Beloved, when we reimagine our world, and join in with what God is up to, our voices join those ancient calls of praise, and cries for help from Jesus. What we have might not always feel like enough, but through God, it is amazing what can be possible. Together, that’s how liberation breaks out. I have seen so much of that this week. As modern Jim Crow laws try to disenfranchise our Black Siblings in Georgia, folks across our country are beginning to dream creatively of how to resist and overcome. I have been seeing that this year, some of our Jewish siblings are putting bottles of water on their Passover tables, as a reminder of the outlawing of providing food and water to those waiting in line to vote in that State. It’s only one part of that immoral law, but people are beginning to organize Good Trouble as John Lewis would say, to overturn that law, and make sure that everyone can vote. Many of us saw Georgia State Representative Rep. Park Cannon on Thursday, as she was arrested, knocking on Gov. Brian Kemp’s statehouse office door as he signed the law in a closed-door ceremony. We have seen, and are seeing now, the vengeance of those whose power is threatened. But our traditions are pliable. Deep truths find new life in new times, and resistance to injustice rises.

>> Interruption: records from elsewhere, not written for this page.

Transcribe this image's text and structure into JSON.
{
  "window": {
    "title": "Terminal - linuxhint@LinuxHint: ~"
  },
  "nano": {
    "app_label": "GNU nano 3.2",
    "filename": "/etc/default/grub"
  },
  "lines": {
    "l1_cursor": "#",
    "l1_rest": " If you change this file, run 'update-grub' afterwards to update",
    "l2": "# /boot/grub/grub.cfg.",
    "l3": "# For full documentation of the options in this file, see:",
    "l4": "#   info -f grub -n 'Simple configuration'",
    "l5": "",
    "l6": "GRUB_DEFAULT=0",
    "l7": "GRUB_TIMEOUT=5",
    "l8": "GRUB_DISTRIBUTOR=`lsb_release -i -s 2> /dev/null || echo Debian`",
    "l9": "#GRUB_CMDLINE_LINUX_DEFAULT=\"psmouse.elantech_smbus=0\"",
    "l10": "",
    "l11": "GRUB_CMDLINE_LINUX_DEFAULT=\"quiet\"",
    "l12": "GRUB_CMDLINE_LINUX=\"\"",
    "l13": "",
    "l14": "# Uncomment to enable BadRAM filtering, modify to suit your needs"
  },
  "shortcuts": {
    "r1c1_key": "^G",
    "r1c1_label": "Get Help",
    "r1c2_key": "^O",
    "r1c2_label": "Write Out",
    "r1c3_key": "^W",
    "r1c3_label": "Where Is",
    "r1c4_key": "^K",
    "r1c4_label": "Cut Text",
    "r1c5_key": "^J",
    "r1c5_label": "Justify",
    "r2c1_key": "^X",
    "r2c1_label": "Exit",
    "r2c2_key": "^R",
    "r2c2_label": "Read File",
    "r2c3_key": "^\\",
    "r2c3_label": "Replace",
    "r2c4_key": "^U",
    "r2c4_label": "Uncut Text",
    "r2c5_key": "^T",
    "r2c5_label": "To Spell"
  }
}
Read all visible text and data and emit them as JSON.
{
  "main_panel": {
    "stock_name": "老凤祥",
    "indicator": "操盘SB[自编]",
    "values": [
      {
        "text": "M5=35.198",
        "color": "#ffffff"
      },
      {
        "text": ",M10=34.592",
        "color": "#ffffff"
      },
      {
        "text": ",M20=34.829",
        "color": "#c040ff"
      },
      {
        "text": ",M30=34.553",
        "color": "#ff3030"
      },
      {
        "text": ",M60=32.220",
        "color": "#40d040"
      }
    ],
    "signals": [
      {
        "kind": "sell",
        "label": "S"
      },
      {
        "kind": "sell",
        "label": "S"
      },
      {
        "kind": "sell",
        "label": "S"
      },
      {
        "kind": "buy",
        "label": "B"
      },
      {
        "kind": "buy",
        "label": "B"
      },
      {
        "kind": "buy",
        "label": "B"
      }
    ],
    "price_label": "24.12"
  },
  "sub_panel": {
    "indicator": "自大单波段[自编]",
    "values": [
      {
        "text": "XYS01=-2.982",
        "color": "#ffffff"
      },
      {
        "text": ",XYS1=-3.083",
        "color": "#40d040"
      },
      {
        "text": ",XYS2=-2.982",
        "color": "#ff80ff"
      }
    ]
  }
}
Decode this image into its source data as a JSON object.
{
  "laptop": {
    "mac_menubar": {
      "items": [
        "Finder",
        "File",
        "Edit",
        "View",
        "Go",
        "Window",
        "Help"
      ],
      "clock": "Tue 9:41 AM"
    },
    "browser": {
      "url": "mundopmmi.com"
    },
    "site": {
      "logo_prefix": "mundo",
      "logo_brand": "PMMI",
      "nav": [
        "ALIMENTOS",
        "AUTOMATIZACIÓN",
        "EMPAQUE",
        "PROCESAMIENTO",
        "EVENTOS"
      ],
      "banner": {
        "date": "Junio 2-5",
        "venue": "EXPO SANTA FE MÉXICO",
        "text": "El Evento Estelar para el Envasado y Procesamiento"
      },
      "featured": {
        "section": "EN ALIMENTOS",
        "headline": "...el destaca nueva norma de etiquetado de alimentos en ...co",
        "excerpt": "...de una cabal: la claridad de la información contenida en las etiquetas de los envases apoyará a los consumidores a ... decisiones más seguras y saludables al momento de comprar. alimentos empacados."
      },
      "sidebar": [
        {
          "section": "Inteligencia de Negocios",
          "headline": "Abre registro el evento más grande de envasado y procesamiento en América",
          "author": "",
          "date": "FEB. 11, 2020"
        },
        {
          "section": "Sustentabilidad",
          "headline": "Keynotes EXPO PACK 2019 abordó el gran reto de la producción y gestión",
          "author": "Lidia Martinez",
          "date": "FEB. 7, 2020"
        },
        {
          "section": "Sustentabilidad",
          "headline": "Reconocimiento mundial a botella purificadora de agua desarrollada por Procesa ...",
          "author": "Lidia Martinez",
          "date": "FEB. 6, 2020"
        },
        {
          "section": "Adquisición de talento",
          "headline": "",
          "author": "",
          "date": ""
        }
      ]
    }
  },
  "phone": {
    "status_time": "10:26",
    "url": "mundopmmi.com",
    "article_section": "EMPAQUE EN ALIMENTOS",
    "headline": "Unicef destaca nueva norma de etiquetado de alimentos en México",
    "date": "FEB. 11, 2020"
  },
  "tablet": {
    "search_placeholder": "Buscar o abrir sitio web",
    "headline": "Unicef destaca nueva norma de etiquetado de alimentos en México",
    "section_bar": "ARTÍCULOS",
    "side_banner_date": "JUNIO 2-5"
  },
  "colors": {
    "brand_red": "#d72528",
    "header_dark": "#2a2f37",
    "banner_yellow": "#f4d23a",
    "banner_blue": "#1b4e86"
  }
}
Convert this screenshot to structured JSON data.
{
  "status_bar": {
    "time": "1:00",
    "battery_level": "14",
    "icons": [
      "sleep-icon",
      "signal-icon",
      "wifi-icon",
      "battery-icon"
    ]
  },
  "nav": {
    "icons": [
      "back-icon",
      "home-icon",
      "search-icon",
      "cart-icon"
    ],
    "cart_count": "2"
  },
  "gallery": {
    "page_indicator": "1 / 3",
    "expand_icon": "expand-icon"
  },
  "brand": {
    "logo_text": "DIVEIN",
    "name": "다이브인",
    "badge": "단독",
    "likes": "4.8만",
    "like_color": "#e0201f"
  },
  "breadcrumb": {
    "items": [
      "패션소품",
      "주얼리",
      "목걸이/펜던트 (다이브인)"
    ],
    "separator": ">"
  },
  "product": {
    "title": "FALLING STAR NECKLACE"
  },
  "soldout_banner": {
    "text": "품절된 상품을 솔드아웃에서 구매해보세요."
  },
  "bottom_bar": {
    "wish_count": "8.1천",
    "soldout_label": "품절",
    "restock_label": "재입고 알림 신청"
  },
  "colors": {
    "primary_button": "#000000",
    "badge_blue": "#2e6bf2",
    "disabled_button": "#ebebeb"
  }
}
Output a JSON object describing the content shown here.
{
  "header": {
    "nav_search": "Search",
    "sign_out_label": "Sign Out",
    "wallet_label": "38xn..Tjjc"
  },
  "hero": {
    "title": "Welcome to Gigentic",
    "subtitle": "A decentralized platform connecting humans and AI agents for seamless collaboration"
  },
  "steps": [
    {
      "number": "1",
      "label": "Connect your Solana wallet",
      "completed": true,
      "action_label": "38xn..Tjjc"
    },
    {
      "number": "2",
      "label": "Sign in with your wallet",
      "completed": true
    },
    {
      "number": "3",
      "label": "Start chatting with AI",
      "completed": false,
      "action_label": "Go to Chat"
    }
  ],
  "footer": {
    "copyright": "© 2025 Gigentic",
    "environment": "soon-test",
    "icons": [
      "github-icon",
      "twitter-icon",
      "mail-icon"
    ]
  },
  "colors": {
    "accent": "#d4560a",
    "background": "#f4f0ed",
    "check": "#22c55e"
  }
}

God is with us in the struggles. You are the ones; we are the ones we have been waiting for. Sometimes we need the inspiration of others to lead us, sometimes we need to borrow from our traditions, or the wisdom of others. But Liberation finds a way. New Life overcomes the violence and oppression of this world, if only we will join the shouts, and the revolution, of God with us.
In the Name of God our Mother, Christ our Revolutionary Savior, and Holy Spirit our Sustainer, Amen.